Parents are constantly encouraged to read to their children. Practitioners (including myself) work hard to motivate parents to read aloud to babies and children. It’s important to pass on messages of early reading and also important to mention how beneficial it can be to continue reading to children – even after they’ve learned to read themselves. The message is strong, convincing and certainly one that many organisations work hard to promote.
The message that hits home with families is that successful children read. Children who read successfully do better in school and have improved chances of successful employment and enriched lives. No matter how you say it, the message is clear: read to your baby, read to your child, read to... well, read to anyone.
Julia Donaldson, celebrated children’s author and newly appointed children’s laureate, states that pushy parents can put their child off of reading. If parents are pushing children to read then reading becomes a chore and a frustrating experience. It takes something which should be fun, magical and exciting and shows it in a negative light – not exactly the message we want to be giving children.
Learning to read is a very complex process. Reading was invented by humans only a few thousand years ago. We created writing systems as a method of communication which naturally led to the brain developing to decode the symbols into meaningful sounds – and voila – reading. The brain evolved to read. (You can read more on this in Proust and the Squid: The Story and Science of the Reading Brain by Maryanne Wolf)
Children learn to read at different times. Finnish school children don’t begin formal learning, including learning how to read, until they’re at least 7 years old. Many read before then, but reading is not taught – it’s caught.
The message Julia Donaldson gives is right – if parents are pushing their children to read it can, and likely will, put them off reading altogether. Parent’s need to show children that reading is enjoyable. Children need to see their parents reading—and enjoying it.
There is a book out there for every child. Parents and practitioners need to find something that every child wants to read. And the big idea is that the earlier we start reading with children and the sooner books are introduced as a regular part of a child’s life the more they will want to learn to read. Quite often these are the children that learn to read before their peers.

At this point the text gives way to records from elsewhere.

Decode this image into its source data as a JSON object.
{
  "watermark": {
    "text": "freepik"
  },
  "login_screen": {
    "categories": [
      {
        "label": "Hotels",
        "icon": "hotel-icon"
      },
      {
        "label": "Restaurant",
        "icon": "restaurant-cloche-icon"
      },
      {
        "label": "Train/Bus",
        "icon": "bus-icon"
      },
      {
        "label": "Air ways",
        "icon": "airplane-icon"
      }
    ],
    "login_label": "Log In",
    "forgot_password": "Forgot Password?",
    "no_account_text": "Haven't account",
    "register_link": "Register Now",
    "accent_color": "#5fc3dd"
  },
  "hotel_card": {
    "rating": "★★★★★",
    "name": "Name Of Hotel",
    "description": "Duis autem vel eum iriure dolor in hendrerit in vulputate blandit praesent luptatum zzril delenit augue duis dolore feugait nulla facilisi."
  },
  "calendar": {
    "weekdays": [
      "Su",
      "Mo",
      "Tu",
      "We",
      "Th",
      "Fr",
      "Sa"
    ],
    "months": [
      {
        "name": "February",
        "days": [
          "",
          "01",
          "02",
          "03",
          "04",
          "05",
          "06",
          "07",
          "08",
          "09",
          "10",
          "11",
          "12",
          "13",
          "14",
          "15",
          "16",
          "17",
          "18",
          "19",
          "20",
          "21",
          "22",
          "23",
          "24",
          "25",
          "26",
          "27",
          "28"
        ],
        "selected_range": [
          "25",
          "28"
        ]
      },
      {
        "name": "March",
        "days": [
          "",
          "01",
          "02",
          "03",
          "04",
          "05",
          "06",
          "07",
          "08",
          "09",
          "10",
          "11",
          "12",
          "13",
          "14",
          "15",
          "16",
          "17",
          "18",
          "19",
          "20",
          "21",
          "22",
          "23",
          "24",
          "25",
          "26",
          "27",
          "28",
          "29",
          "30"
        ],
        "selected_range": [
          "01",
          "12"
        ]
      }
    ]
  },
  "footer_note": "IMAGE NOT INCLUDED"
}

Language is caught—not taught. Reading early and often will help children to catch the reading the bug. And then parents won’t be pushing children to read, but children will be pushing parents to read more with them.
You can read the article from Julia Donaldson here! Do let us know what you think.